INSTRUCTIONS FOR THE TASK: In the records below, which lines include "clan"? Copy them.

RECORDS FOR THE EXERCISE:

_ _ _ _

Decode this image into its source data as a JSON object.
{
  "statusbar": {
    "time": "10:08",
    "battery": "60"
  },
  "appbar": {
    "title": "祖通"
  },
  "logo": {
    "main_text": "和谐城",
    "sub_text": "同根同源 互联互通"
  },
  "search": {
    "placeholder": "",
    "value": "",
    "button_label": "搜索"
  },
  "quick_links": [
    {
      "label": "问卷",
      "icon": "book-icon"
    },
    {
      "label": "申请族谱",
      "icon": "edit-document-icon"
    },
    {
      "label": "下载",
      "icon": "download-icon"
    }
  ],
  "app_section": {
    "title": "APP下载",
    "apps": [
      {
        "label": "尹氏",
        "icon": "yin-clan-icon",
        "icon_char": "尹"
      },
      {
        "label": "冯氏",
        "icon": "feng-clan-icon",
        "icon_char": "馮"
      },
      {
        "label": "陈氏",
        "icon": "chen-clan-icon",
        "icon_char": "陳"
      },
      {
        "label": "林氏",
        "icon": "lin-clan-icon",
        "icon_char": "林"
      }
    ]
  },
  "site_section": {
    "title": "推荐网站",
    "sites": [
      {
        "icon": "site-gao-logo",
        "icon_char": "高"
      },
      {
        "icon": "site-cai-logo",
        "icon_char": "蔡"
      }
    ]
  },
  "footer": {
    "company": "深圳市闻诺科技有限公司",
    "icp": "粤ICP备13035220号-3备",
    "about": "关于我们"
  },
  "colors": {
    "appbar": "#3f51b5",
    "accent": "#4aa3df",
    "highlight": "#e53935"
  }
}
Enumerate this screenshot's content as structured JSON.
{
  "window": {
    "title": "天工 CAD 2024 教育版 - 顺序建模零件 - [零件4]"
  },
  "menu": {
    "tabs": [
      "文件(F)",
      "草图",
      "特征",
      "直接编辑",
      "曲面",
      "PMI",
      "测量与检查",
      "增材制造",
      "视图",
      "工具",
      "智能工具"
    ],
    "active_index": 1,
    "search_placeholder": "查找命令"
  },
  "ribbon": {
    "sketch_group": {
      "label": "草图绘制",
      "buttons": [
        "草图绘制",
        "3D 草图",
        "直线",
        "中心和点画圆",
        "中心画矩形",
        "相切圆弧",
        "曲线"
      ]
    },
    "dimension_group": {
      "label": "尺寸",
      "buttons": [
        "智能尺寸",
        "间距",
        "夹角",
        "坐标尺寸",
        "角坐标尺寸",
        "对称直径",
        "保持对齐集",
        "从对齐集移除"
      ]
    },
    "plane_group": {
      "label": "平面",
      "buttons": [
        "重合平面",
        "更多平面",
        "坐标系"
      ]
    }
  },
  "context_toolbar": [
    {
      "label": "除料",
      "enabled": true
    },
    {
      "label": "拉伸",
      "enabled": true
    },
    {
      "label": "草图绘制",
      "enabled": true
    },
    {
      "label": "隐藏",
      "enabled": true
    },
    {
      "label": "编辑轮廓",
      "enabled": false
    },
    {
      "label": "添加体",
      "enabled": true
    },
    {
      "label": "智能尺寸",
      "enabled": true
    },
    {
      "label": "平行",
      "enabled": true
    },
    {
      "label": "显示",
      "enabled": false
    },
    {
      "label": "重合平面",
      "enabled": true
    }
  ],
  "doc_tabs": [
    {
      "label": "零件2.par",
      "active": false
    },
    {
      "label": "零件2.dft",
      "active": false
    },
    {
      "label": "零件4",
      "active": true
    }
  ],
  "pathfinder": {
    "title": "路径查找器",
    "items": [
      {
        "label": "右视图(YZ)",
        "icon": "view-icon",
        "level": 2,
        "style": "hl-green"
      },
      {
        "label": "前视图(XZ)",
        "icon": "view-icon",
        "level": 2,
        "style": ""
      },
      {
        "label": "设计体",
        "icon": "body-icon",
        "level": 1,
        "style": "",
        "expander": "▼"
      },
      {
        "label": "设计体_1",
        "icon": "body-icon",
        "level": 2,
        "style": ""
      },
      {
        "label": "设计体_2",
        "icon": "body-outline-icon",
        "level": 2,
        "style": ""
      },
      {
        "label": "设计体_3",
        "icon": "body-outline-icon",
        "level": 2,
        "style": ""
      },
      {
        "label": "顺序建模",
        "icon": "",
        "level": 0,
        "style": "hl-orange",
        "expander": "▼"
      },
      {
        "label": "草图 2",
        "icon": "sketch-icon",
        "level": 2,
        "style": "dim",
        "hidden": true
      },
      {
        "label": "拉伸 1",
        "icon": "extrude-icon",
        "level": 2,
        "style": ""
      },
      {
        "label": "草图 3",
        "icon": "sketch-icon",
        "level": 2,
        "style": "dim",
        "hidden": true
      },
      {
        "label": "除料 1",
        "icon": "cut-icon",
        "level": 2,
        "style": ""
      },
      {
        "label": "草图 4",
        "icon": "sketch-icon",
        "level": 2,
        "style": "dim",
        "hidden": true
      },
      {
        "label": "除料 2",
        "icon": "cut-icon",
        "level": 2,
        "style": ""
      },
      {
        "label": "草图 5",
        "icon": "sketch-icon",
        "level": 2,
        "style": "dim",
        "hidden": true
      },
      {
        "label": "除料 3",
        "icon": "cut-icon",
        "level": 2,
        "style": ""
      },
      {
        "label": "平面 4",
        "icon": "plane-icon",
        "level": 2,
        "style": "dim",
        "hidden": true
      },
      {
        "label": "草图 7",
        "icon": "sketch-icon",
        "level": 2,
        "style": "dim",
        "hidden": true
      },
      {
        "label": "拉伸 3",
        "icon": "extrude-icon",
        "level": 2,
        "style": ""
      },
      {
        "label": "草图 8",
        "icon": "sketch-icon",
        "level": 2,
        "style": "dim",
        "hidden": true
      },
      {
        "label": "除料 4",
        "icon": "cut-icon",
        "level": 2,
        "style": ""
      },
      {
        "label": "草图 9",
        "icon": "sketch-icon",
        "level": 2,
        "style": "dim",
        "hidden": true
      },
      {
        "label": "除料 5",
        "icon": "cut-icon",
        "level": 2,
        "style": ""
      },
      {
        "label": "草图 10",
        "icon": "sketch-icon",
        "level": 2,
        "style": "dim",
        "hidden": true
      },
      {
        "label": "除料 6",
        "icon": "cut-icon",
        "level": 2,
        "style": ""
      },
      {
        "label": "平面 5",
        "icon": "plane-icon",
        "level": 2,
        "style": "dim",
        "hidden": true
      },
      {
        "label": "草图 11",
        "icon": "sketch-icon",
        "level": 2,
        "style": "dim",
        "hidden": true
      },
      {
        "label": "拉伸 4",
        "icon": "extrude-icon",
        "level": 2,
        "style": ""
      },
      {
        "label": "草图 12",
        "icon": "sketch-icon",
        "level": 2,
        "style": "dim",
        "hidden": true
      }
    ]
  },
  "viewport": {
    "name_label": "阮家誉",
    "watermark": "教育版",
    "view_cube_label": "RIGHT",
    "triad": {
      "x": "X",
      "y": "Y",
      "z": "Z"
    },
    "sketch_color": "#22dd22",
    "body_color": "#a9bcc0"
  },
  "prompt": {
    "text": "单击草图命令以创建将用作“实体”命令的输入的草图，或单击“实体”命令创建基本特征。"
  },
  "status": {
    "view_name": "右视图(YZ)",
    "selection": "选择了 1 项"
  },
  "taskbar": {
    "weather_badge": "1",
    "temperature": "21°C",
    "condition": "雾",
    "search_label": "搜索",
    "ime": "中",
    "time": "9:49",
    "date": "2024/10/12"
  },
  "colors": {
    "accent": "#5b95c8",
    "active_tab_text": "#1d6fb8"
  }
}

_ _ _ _

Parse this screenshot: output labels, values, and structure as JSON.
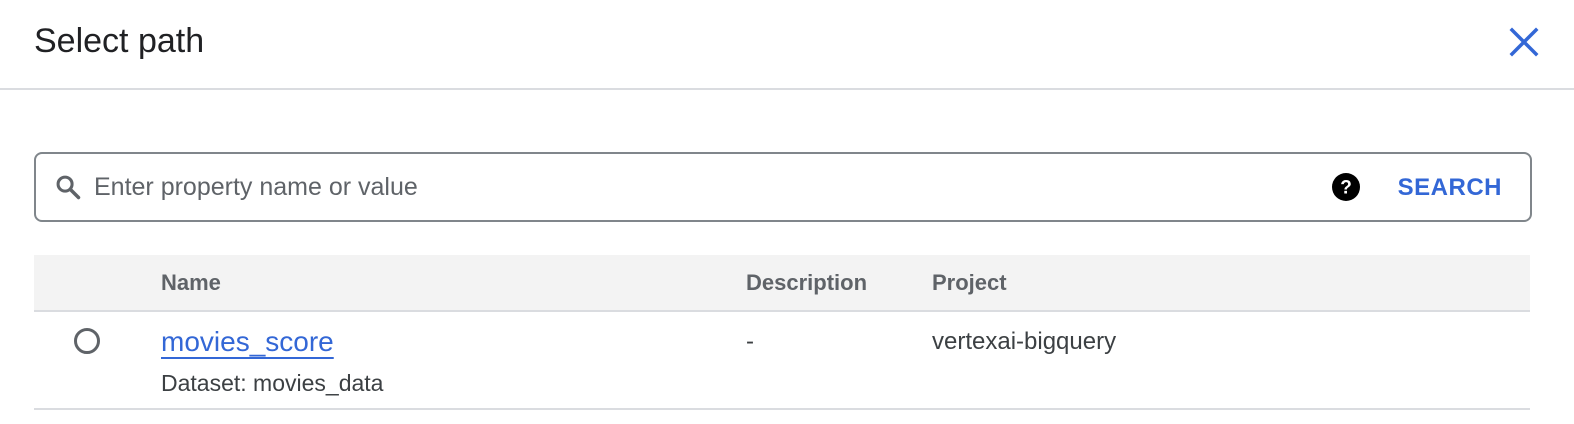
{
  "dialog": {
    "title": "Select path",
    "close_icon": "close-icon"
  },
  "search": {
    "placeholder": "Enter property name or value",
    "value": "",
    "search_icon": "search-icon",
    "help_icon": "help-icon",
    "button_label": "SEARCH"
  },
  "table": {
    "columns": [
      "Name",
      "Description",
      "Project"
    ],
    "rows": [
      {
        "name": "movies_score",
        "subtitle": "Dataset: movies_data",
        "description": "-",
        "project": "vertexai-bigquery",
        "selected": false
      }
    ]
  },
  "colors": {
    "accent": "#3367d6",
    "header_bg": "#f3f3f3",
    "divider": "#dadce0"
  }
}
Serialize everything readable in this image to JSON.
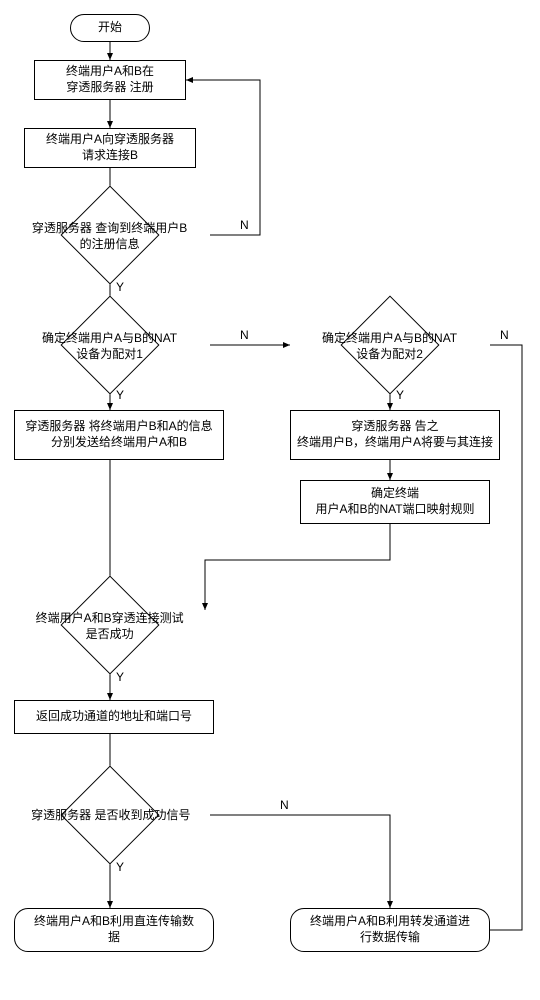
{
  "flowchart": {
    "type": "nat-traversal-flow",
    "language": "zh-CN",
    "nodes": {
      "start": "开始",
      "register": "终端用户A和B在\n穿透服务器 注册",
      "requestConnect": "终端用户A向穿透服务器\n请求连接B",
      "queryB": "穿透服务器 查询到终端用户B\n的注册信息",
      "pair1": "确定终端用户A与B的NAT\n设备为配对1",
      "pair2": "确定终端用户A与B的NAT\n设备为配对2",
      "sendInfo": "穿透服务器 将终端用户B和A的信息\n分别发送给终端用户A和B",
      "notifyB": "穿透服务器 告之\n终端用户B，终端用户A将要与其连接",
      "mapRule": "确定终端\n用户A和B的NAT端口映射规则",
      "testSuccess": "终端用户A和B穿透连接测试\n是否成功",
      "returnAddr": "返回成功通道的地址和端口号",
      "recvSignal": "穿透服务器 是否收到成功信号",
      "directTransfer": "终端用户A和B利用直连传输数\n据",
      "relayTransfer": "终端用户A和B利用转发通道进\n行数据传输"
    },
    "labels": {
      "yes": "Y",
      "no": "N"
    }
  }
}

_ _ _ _

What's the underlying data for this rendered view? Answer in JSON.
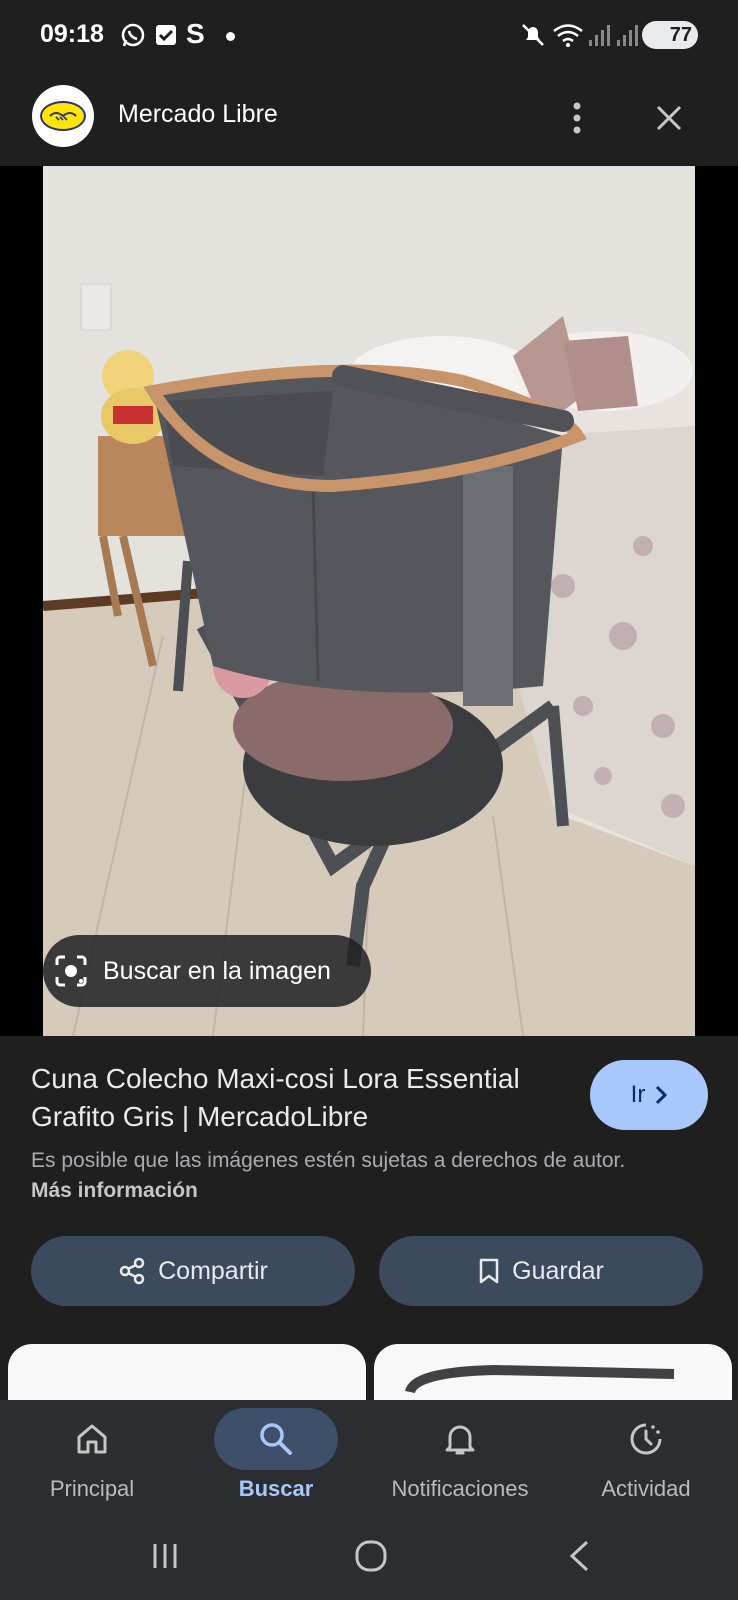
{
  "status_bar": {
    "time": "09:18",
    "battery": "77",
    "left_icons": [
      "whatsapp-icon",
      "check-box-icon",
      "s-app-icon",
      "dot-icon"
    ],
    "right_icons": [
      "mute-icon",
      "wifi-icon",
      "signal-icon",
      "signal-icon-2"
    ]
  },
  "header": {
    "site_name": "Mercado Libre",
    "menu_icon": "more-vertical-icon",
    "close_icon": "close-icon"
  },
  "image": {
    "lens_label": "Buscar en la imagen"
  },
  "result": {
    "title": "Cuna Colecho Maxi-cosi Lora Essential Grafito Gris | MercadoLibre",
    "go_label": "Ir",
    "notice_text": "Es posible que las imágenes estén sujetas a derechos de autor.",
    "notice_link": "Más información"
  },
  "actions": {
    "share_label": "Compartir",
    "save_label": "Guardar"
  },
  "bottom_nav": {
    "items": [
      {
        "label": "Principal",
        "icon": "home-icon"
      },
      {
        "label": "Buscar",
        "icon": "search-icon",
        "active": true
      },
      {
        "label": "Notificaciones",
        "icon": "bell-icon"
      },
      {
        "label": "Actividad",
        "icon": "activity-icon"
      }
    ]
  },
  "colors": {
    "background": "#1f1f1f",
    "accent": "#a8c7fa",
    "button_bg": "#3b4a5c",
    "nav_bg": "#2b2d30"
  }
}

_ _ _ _

RESULT OF THIS TASK:
        "icon": "yin-clan-icon",
        "icon": "feng-clan-icon",
        "icon": "chen-clan-icon",
        "icon": "lin-clan-icon",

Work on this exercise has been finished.